One day last week, I scrubbed the toilet with a toddler on my back. He whined/cried/fussed unless he was making direct physical contact with me. All. Day. Long. (“So just clean the toilet another time, when your child is more content,” the logical among you may suggest. I would, except this is the card I’m dealt nearly every hour of every day. I had put off this dreaded chore in hopes of a “good” time presenting itself, and it had come to a point where I had to just get it done.) It was a hard day, in a long string of hard days. That night, I resolved to journal the entire next day to depict what a typical day in my life was like, thinking this could be comical someday (like when I’m ninety)…but something strange happened.
We had the best day ever. I woke up at 7am after a full night of uninterrupted sleep, got ready for the day, and had breakfast alone while my child slept. (Aaron had already left for work.) I think I would have found eating alone depressing at an earlier stage in my life. Now it feels indulgent and luxurious, like a day at the spa. I eventually had to wake Evan up to go to Bible Study Fellowship. I was anxious about waking the bear, because he tends to be very grumpy when his sleep is interrupted. Also, I put it off for so long that I would have to feed him breakfast on the go, and my boy isn’t into convenience foods. (Somehow he’s managed to turn me into one of those women who cooks ON THE STOVE multiple times per day.
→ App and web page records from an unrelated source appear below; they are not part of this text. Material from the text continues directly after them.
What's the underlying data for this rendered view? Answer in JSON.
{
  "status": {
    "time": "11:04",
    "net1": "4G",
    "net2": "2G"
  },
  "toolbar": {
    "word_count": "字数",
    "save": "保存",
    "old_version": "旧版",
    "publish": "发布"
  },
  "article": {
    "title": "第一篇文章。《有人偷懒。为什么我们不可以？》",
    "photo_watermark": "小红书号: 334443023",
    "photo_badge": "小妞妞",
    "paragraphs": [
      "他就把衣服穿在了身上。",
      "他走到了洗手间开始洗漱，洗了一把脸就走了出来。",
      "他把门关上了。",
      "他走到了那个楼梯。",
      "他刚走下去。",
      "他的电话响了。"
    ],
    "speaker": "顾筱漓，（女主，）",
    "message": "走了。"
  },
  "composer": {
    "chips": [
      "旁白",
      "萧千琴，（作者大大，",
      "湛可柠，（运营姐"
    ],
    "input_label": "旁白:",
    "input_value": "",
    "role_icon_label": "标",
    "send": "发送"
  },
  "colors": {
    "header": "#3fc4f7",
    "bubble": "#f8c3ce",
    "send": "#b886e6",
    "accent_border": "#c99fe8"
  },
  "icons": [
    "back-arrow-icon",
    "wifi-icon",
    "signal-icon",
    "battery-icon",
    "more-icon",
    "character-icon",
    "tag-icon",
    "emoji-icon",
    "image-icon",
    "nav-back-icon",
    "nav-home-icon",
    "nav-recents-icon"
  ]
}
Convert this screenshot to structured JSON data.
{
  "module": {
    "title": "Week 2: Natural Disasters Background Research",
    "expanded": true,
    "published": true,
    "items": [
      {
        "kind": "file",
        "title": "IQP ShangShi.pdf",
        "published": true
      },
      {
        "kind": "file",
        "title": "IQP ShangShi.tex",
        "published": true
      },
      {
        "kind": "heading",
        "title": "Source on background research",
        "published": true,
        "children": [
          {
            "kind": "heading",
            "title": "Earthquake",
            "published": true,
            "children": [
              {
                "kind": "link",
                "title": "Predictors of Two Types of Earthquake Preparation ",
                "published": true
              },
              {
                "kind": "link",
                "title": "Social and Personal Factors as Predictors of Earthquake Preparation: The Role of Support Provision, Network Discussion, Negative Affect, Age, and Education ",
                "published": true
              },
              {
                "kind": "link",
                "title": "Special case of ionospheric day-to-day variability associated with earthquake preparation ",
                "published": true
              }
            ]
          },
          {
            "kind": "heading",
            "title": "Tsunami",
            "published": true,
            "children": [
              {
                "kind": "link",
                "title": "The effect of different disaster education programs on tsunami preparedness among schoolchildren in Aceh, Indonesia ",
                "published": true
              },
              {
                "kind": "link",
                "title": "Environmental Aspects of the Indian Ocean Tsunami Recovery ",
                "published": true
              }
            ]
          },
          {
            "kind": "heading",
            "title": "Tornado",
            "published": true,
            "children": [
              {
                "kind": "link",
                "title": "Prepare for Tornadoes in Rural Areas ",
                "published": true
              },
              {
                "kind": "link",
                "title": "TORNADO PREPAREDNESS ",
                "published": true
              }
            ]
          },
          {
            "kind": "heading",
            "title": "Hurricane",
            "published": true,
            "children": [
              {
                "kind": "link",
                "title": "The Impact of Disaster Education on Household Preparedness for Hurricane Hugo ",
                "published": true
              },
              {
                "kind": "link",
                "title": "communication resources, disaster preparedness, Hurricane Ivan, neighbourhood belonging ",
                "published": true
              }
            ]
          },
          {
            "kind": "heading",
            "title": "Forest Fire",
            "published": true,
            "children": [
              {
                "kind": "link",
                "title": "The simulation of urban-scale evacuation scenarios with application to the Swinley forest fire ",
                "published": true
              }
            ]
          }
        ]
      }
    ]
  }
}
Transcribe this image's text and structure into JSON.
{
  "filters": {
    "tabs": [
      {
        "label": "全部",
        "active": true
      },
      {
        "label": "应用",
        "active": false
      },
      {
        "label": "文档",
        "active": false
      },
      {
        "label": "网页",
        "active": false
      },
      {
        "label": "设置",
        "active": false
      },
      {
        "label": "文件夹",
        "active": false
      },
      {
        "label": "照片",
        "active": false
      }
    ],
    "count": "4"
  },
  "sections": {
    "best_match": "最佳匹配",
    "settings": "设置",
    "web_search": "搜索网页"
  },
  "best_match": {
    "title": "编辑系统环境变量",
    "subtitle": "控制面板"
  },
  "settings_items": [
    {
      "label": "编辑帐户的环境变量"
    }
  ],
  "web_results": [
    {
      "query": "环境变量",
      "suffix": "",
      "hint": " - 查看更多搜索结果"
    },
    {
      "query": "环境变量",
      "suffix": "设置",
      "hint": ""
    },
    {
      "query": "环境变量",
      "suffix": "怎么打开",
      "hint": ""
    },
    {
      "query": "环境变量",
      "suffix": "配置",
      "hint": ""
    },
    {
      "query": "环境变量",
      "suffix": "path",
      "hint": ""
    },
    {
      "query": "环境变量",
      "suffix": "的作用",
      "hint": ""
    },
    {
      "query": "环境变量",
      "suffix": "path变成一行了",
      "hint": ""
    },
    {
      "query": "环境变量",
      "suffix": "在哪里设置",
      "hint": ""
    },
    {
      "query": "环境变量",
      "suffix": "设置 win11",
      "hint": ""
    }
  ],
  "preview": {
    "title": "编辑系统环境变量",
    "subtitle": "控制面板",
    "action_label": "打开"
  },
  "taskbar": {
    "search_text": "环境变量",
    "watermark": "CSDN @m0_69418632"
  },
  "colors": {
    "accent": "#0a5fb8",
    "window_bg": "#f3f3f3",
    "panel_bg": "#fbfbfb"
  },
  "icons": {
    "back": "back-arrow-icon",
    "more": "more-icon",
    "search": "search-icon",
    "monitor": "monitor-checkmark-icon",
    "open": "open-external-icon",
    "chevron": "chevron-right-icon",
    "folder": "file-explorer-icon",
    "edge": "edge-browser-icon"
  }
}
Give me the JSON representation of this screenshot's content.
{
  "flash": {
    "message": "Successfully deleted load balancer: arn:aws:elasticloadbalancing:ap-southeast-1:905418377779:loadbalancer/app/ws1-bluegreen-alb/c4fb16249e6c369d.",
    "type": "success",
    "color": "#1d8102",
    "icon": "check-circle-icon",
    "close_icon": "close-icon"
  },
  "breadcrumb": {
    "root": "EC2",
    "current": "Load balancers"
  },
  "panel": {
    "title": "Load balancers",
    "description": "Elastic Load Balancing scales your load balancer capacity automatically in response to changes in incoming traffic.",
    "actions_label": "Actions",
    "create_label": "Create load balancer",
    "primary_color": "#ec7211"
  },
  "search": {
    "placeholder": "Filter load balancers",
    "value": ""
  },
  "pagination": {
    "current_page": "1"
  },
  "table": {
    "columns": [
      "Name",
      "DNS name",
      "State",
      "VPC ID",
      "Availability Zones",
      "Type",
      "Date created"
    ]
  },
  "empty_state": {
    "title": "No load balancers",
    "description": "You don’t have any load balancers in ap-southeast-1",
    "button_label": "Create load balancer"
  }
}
Never would have dreamed it.) Miraculously, he ate a granola bar on the way to class. I realized while driving that I had forgotten Evan’s Bunny (his security object that eases the transition of me leaving him for our 2 hour class). Another wave of anxiety washed over me, and I sent a snapchat to close friends and family soliciting prayers for a smooth drop off and separation. This was the type of oversight that had the potential to unhinge our entire day. But drop-off came and went with no more than the standard amount of protest and tears. I made it in time for the worship portion of class for maybe the second or third time in 6 months, and was able to set my heart on God and His Word. The day was nothing short of an answered prayer, a gift from God. The next days were just as incredible.
Later in the week I had a flashback to a conversation with my mother in law, who once upon a time raised a little boy who was very similar to Evan Jake, especially regarding level of activity- his daddy. She told me, “You’d better put on your running shoes, because you’re going to be chasing after him all day long. I would just fall into bed every night exhausted when Aaron was little. But the day he turned 18 months, it was like a switch flipped, and he got so much easier. He could communicate, reason, and understand directions. It does get easier.” I had mixed feelings about this advice: relief that there would probably be easier days ahead…but also the heaviness that comes with doubting whether you can physically and emotionally survive the next year-plus. My doubts were not unfounded. Things got pretty sketchy there for a while (as detailed in The Story I Don’t Want to Tell). I learned through that experience that in the valleys of life, the Lord is near to me, and even when happiness can sometimes be difficult to come by, I was able to practice finding my true joy in God. Almost 17 months into our parenting journey, I can sense something shifting in our family dynamic. It IS getting easier. It’s like I can finally breathe deeply. Sure, my boy is still extremely energetic, intense, curious, and opinionated. That will probably never change, based on the temperaments and personalities of his parents. But I feel like we’ve made it, for now, to safe waters. I know from my mama-friends with older children that more storms will come, and different, new challenges will arise. Such is parenting, and life. Right now, though, I’m going to bask in it.
Rejoice always; pray continually; give thanks in all circumstances, for this is God’s will for you in Christ Jesus. 1 Thessalonians 5:16-18
I nearly deleted this article today. The plush rug of smooth parent sailing was yanked out from under me, and I found myself sprawled out on the floor, rubbing my bruised ego and wondering what on earth has just happened. This morning was nasty. Like, my toddler reduced me to tears by 7am nasty. By 8:30am, on the way to Bible Study Fellowship, I was completely discouraged. But at 11am, the very same toddler who had stomped on my foot in defiance earlier, ran into my arms while shouting “Mama!” and planted the biggest kiss on my mouth. My ability to “Rejoice always; pray continually; give thanks in all circumstances,” was put to the test today, and sadly, I wilted in the heat of the moment. The good news is, I’ll have plenty of opportunities to practice and get it right.